Exercise prompt |
Show all lines from the listing below that contain "value".

Records shown |
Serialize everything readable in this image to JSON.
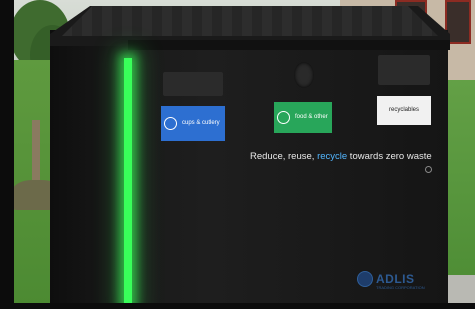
{
  "scene": {
    "bin_color": "#1a1a1a",
    "light_color": "#39ff5a",
    "labels": [
      {
        "text": "cups & cutlery",
        "color": "#2d6fd1"
      },
      {
        "text": "food & other",
        "color": "#28a65a"
      },
      {
        "text": "recyclables",
        "color": "#f1f1f1"
      }
    ],
    "tagline": {
      "part1": "Reduce, reuse, ",
      "highlight": "recycle",
      "part2": " towards zero waste",
      "highlight_color": "#52b6ff"
    },
    "brand": {
      "name": "ADLIS",
      "subtitle": "TRADING CORPORATION"
    }
  }
}
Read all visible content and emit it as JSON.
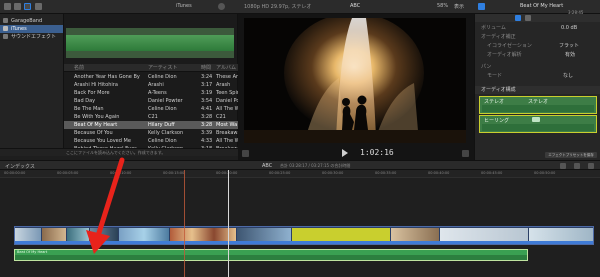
{
  "toolbar": {
    "library_menu": "iTunes",
    "viewer_format": "1080p HD 29.97p, ステレオ",
    "viewer_title": "ABC",
    "zoom": "58%",
    "view_menu": "表示",
    "inspector_title": "Beat Of My Heart",
    "inspector_time": "3:28:45"
  },
  "sidebar": {
    "items": [
      {
        "label": "GarageBand"
      },
      {
        "label": "iTunes"
      },
      {
        "label": "サウンドエフェクト"
      }
    ]
  },
  "music_table": {
    "columns": [
      "名前",
      "アーティスト",
      "時間",
      "アルバム"
    ],
    "rows": [
      {
        "name": "Another Year Has Gone By",
        "artist": "Celine Dion",
        "time": "3:24",
        "album": "These Are..."
      },
      {
        "name": "Arashi Hi Hitohira",
        "artist": "Arashi",
        "time": "3:17",
        "album": "Arash"
      },
      {
        "name": "Back For More",
        "artist": "A-Teens",
        "time": "3:19",
        "album": "Teen Spir"
      },
      {
        "name": "Bad Day",
        "artist": "Daniel Powter",
        "time": "3:54",
        "album": "Daniel Po"
      },
      {
        "name": "Be The Man",
        "artist": "Celine Dion",
        "time": "4:41",
        "album": "All The W"
      },
      {
        "name": "Be With You Again",
        "artist": "C21",
        "time": "3:28",
        "album": "C21"
      },
      {
        "name": "Beat Of My Heart",
        "artist": "Hilary Duff",
        "time": "3:28",
        "album": "Most Wa"
      },
      {
        "name": "Because Of You",
        "artist": "Kelly Clarkson",
        "time": "3:39",
        "album": "Breakawa"
      },
      {
        "name": "Because You Loved Me",
        "artist": "Celine Dion",
        "time": "4:33",
        "album": "All The W"
      },
      {
        "name": "Behind These Hazel Eyes",
        "artist": "Kelly Clarkson",
        "time": "3:18",
        "album": "Breakawa"
      }
    ],
    "footer": "ここにファイルを読み込んでください。作成できます。"
  },
  "viewer": {
    "timecode": "1:02:16"
  },
  "inspector": {
    "fields": [
      {
        "label": "ボリューム",
        "value": "0.0 dB"
      },
      {
        "label": "オーディオ補正",
        "value": ""
      },
      {
        "label": "イコライゼーション",
        "value": "フラット"
      },
      {
        "label": "オーディオ解析",
        "value": "有効"
      },
      {
        "label": "パン",
        "value": ""
      },
      {
        "label": "モード",
        "value": "なし"
      }
    ],
    "config_title": "オーディオ構成",
    "channel_1": "ステレオ",
    "channel_2": "ヒーリング",
    "stereo_mode": "ステレオ",
    "save_button": "エフェクトプリセットを保存"
  },
  "timeline": {
    "index_label": "インデックス",
    "project": "ABC",
    "duration": "合計 03:28:17 / 03:27:15 の合計時間",
    "ruler": [
      "00:00:00:00",
      "00:00:05:00",
      "00:00:10:00",
      "00:00:15:00",
      "00:00:20:00",
      "00:00:25:00",
      "00:00:30:00",
      "00:00:35:00",
      "00:00:40:00",
      "00:00:45:00",
      "00:00:50:00"
    ],
    "audio_clip_label": "Beat Of My Heart"
  },
  "colors": {
    "accent_blue": "#2f7fe0",
    "audio_green": "#3aa052",
    "selection_yellow": "#c9cf2e",
    "annotation_red": "#e8231b",
    "playhead": "#d8d8d8"
  }
}
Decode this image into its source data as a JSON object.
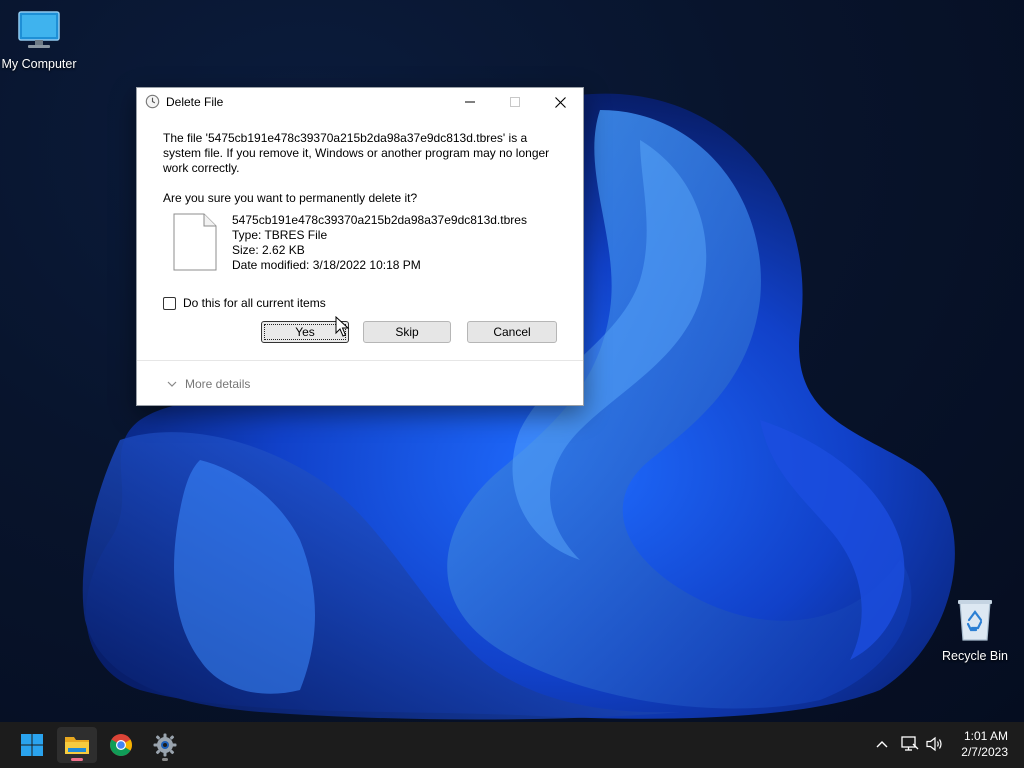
{
  "desktop": {
    "icons": [
      {
        "label": "My Computer",
        "icon": "monitor-icon"
      },
      {
        "label": "Recycle Bin",
        "icon": "recycle-bin-icon"
      }
    ]
  },
  "dialog": {
    "title": "Delete File",
    "message": "The file '5475cb191e478c39370a215b2da98a37e9dc813d.tbres' is a system file. If you remove it, Windows or another program may no longer work correctly.",
    "question": "Are you sure you want to permanently delete it?",
    "file": {
      "name": "5475cb191e478c39370a215b2da98a37e9dc813d.tbres",
      "type": "Type: TBRES File",
      "size": "Size: 2.62 KB",
      "modified": "Date modified: 3/18/2022 10:18 PM"
    },
    "checkbox_label": "Do this for all current items",
    "checkbox_checked": false,
    "buttons": {
      "yes": "Yes",
      "skip": "Skip",
      "cancel": "Cancel"
    },
    "more_details": "More details"
  },
  "taskbar": {
    "items": [
      {
        "name": "start-icon",
        "active": false
      },
      {
        "name": "file-explorer-icon",
        "active": true
      },
      {
        "name": "chrome-icon",
        "active": false
      },
      {
        "name": "settings-icon",
        "active": false
      }
    ],
    "clock": {
      "time": "1:01 AM",
      "date": "2/7/2023"
    }
  },
  "colors": {
    "accent": "#0078d4",
    "taskbar": "#1c1c1c",
    "desktop": "#08142c"
  }
}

Result of the exercise |
        "value": "0.0 dB"
        "value": ""
        "value": "フラット"
        "value": "有効"
        "value": ""
        "value": "なし"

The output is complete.